There is actually a science to back this. Flexing the muscles are also called isometric contractions and in a 2014 study, improvements to muscle thickness in the triceps were found in individuals who flexed from time to time.
Furthermore, a flex forces you to improve the connection between your muscles and brain. For example, flex your triceps after doing a set of press downs. Pause, acknowledge how your muscles feel, look as you subtly contract them, and then begin the next set. The contraction helps reinforce the idea that your triceps are the focus and will keep you connected when you begin that next set.
Increase Time Under Tension
Spending more time under tension during resistance training is a key component to build muscle. The more time you spend under tension during a workout, the stronger and bigger your muscles grow. You can do this by performing reps slower can help improve the connection because you automatically focus on controlling the slowed-down movement.
Another way to spend more time under tension is to pause during peak contraction. For example, you can hold a glute squeeze at the top of a bridge, pause during the flexed position during the curl, or hold at the bottom of a push-up.

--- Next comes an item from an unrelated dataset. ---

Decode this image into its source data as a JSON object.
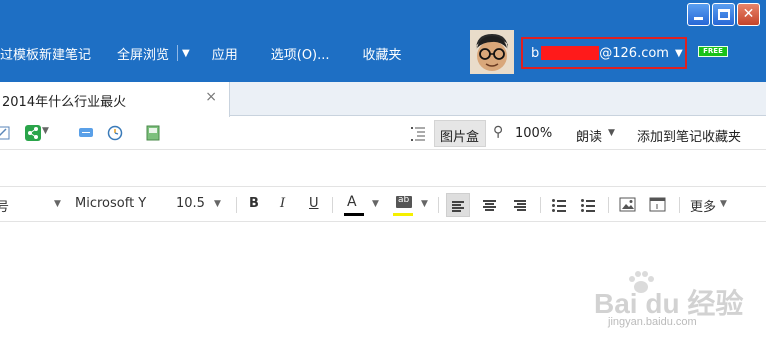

Harness the Power of the Brain
Let’s not forget one of the most important aspects in improving focused attention during training or a workout: our brain. Staying mentally connected allows you to get anything done as efficiently and properly as possible. When the brain and the body work closely together, there is an increase in the overall quality of your movement, leading to improved muscles.
The mind-muscle connection is a science-backed phenomenon in exercise that maximizes the bond between the brain and the body, which in turn greatly aids in muscle building. By directly visualizing and paying attention to the movement of the target muscle, you’ll progress faster in your training and you’ll be able to unlock greater power and reap better gains. It may seem difficult at first but with practice and consistency, you’ll see improvements over time.